When Silas Arbuckle turned 4 in May, it also marked the 1-year anniversary of his cerebral palsy (CP) diagnosis.
“Silas was a full-term baby and passed all his newborn screenings. He was a little behind hitting his infant milestones, but nothing that set off any alarms for us or the doctor,” said Sarah, Silas’ mom. “It wasn’t until a family member commented that his walking looked different that I thought maybe we should make sure it’s nothing serious.”
Sarah decided to take Silas to a new physician for an evaluation, who referred Silas to an orthopedic specialist, Dr. Mark Adamczyk. In the end, Silas’ stride – flat-footed on one side and tiptoed on the other – had nothing to do with his bones or muscles, but everything to do with his brain.
“I was shocked…the neurologist thinks he suffered brain damage during birth or in utero,” said Sarah. “CP definitely wasn’t on our radar – I didn’t even really know what it was. We’ve been on a journey with Akron Children’s ever since his diagnosis.”
And a journey – both figurative and literally – it has been. For the Massillon family, driving Silas to appointments at the Akron campus were frequent to start and tapered down once his care plan was in place. Silas’ speech and cognition were on target, but he needed rehabilitation services to aid in his mobility and function, especially on his left side.
“We started therapy at the Belden office, but I knew Children’s was going to open an office in Massillon so I requested his therapists be people who would have hours in Massillon once it opened,” said Sarah. “Twice a week I would drive Silas to therapy in Belden for 45 minutes of therapy, drive him back to Massillon for school and turn right back around and drive to Belden for work. Our mornings were really rough. It was a lot of driving, but I had no choice because I knew he needed the therapy to improve.”

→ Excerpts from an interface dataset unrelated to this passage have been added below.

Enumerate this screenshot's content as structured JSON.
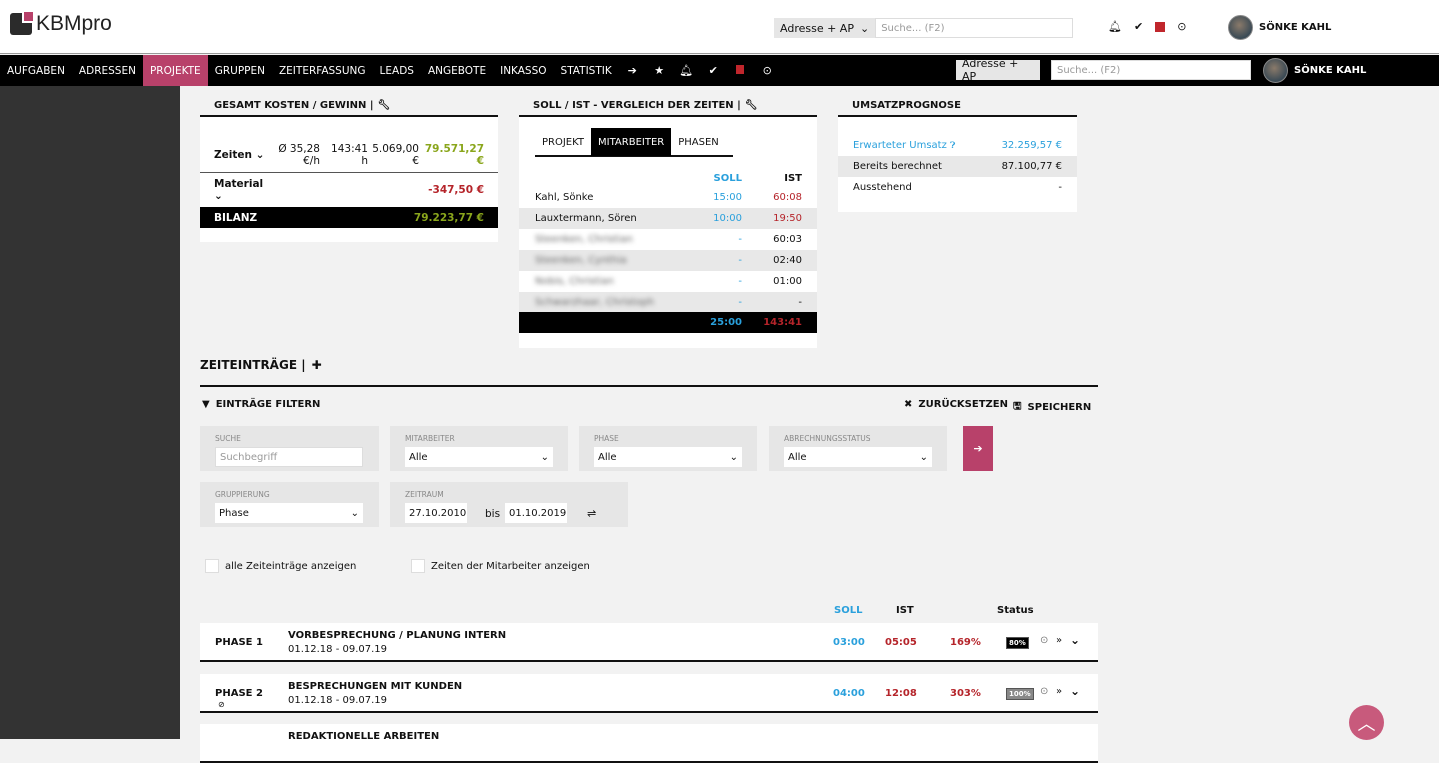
{
  "app": {
    "logo": "KBMpro"
  },
  "header": {
    "search_scope": "Adresse + AP",
    "search_placeholder": "Suche... (F2)",
    "user": "SÖNKE KAHL"
  },
  "nav": {
    "items": [
      "AUFGABEN",
      "ADRESSEN",
      "PROJEKTE",
      "GRUPPEN",
      "ZEITERFASSUNG",
      "LEADS",
      "ANGEBOTE",
      "INKASSO",
      "STATISTIK"
    ],
    "active": "PROJEKTE",
    "search_scope": "Adresse + AP",
    "search_placeholder": "Suche... (F2)",
    "user": "SÖNKE KAHL"
  },
  "costs": {
    "title": "GESAMT KOSTEN / GEWINN |",
    "zeiten_label": "Zeiten",
    "avg_rate": "Ø 35,28",
    "avg_unit": "€/h",
    "hours": "143:41",
    "hours_unit": "h",
    "cost": "5.069,00",
    "cost_unit": "€",
    "zeiten_total": "79.571,27 €",
    "material_label": "Material",
    "material_total": "-347,50 €",
    "bilanz_label": "BILANZ",
    "bilanz_total": "79.223,77 €"
  },
  "sollist": {
    "title": "SOLL / IST - VERGLEICH DER ZEITEN |",
    "tabs": [
      "PROJEKT",
      "MITARBEITER",
      "PHASEN"
    ],
    "active_tab": "MITARBEITER",
    "col_soll": "SOLL",
    "col_ist": "IST",
    "rows": [
      {
        "name": "Kahl, Sönke",
        "soll": "15:00",
        "ist": "60:08",
        "over": true,
        "blurred": false
      },
      {
        "name": "Lauxtermann, Sören",
        "soll": "10:00",
        "ist": "19:50",
        "over": true,
        "blurred": false
      },
      {
        "name": "Steenken, Christian",
        "soll": "-",
        "ist": "60:03",
        "over": false,
        "blurred": true
      },
      {
        "name": "Steenken, Cynthia",
        "soll": "-",
        "ist": "02:40",
        "over": false,
        "blurred": true
      },
      {
        "name": "Nobis, Christian",
        "soll": "-",
        "ist": "01:00",
        "over": false,
        "blurred": true
      },
      {
        "name": "Schwarzhaar, Christoph",
        "soll": "-",
        "ist": "-",
        "over": false,
        "blurred": true
      }
    ],
    "total_soll": "25:00",
    "total_ist": "143:41"
  },
  "forecast": {
    "title": "UMSATZPROGNOSE",
    "rows": [
      {
        "label": "Erwarteter Umsatz",
        "value": "32.259,57 €"
      },
      {
        "label": "Bereits berechnet",
        "value": "87.100,77 €"
      },
      {
        "label": "Ausstehend",
        "value": "-"
      }
    ]
  },
  "entries": {
    "title": "ZEITEINTRÄGE |",
    "filter_title": "EINTRÄGE FILTERN",
    "reset": "ZURÜCKSETZEN",
    "save": "SPEICHERN",
    "search_label": "SUCHE",
    "search_placeholder": "Suchbegriff",
    "employee_label": "MITARBEITER",
    "employee_value": "Alle",
    "phase_label": "PHASE",
    "phase_value": "Alle",
    "billing_label": "ABRECHNUNGSSTATUS",
    "billing_value": "Alle",
    "group_label": "GRUPPIERUNG",
    "group_value": "Phase",
    "period_label": "ZEITRAUM",
    "from": "27.10.2010",
    "bis": "bis",
    "to": "01.10.2019",
    "chk_all": "alle Zeiteinträge anzeigen",
    "chk_employee": "Zeiten der Mitarbeiter anzeigen",
    "col_soll": "SOLL",
    "col_ist": "IST",
    "col_status": "Status",
    "phases": [
      {
        "phase": "PHASE 1",
        "title": "VORBESPRECHUNG / PLANUNG INTERN",
        "dates": "01.12.18 - 09.07.19",
        "soll": "03:00",
        "ist": "05:05",
        "pct": "169%",
        "status": "80%",
        "status_color": "#000000"
      },
      {
        "phase": "PHASE 2",
        "title": "BESPRECHUNGEN MIT KUNDEN",
        "dates": "01.12.18 - 09.07.19",
        "soll": "04:00",
        "ist": "12:08",
        "pct": "303%",
        "status": "100%",
        "status_color": "#888888"
      },
      {
        "phase": "",
        "title": "REDAKTIONELLE ARBEITEN",
        "dates": "",
        "soll": "",
        "ist": "",
        "pct": "",
        "status": "",
        "status_color": "#cccccc"
      }
    ]
  },
  "colors": {
    "accent": "#b8416a",
    "blue": "#2aa0dc",
    "red": "#b5242a",
    "green": "#8aa61c"
  }
}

Silas has made progress and is focused at therapy. He practices going up stairs, riding a tricycle, putting on his jacket and zipping it up.

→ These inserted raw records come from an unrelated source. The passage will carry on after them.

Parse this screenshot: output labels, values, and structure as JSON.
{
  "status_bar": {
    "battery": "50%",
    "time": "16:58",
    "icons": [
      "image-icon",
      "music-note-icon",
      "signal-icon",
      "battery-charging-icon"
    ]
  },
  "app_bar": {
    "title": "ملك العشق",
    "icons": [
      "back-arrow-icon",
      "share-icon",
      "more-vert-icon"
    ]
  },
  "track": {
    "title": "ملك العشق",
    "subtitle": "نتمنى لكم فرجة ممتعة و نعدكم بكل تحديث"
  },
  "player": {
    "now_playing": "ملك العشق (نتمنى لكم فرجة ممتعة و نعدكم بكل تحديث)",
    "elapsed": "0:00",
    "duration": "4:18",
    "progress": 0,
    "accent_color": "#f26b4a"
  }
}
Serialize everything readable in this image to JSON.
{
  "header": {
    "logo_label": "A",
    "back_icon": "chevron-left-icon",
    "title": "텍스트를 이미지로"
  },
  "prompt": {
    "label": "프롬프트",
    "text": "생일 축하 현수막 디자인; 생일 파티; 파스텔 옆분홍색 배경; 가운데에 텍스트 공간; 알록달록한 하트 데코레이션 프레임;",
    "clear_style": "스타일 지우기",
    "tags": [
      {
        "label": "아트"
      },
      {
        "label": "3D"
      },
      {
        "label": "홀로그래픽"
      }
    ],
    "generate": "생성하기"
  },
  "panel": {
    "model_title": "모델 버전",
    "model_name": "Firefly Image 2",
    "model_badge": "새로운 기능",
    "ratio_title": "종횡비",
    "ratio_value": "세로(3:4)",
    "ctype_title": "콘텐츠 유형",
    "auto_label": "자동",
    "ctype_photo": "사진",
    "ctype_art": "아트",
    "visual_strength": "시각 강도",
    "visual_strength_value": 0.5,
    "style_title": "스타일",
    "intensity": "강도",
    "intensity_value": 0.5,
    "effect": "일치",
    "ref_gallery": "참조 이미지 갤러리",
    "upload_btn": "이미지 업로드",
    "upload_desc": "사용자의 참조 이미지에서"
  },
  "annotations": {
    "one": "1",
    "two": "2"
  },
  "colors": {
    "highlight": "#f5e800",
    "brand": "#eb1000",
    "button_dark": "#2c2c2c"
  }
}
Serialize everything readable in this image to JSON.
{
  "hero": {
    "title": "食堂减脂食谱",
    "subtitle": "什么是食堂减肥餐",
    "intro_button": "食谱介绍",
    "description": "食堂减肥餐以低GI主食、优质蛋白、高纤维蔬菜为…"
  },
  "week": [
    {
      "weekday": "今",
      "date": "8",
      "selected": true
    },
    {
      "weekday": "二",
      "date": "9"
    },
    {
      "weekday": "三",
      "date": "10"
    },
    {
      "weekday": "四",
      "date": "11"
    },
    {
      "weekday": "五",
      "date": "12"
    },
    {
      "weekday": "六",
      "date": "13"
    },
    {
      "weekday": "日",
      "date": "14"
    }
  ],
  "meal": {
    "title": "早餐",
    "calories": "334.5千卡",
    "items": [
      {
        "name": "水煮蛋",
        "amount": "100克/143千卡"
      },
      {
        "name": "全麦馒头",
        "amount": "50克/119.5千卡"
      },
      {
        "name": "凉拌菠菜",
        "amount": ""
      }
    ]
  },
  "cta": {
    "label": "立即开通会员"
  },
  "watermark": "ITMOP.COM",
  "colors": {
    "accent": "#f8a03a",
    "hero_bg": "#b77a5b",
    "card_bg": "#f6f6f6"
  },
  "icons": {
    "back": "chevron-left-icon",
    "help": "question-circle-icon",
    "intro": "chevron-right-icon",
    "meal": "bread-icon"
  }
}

“He loves his therapists and so do I. Miss Lori gives him a great big hug every time she sees him. It’s like they’re family,” said Sarah. “I used to go into therapy with him, but now I just wait in the lobby. He knows what’s expected of him and I trust them. We’ve established a relationship with his therapists since the beginning and it has made a big difference for us.”
“I sometimes work days and other times the night shift so the therapists have been awesome at working around my schedule and accommodating us,” said Sarah. “What’s great, too, is that we can book back-to-back sessions so we get all his therapy done in one day.”
Today, Silas continues with therapy and is getting ready for another year of preschool in the fall. He’s very social, enjoys his teachers and classmates and is a big helper around the house. At Massillon Public Preschool, Silas is also able to participate in physical and occupational therapy once a week in addition to his weekly sessions at Akron Children’s.
“It (the Massillon office) is like a one stop shop,” said Sarah. “I had to make an appointment for my daughter at the Akron campus and was able to do that while I waited for Silas’ appointment to finish up. It’s great having an office so close because it saves us so much time.”
Free community open house
Alongside Silas’ family, the community attended an Open House of the new Akron Children’s Hospital Pediatrics and Rehabilitation Services, Massillon on Saturday, July 13. Read more about the event that featured self-guided tours, light refreshments and family entertainment.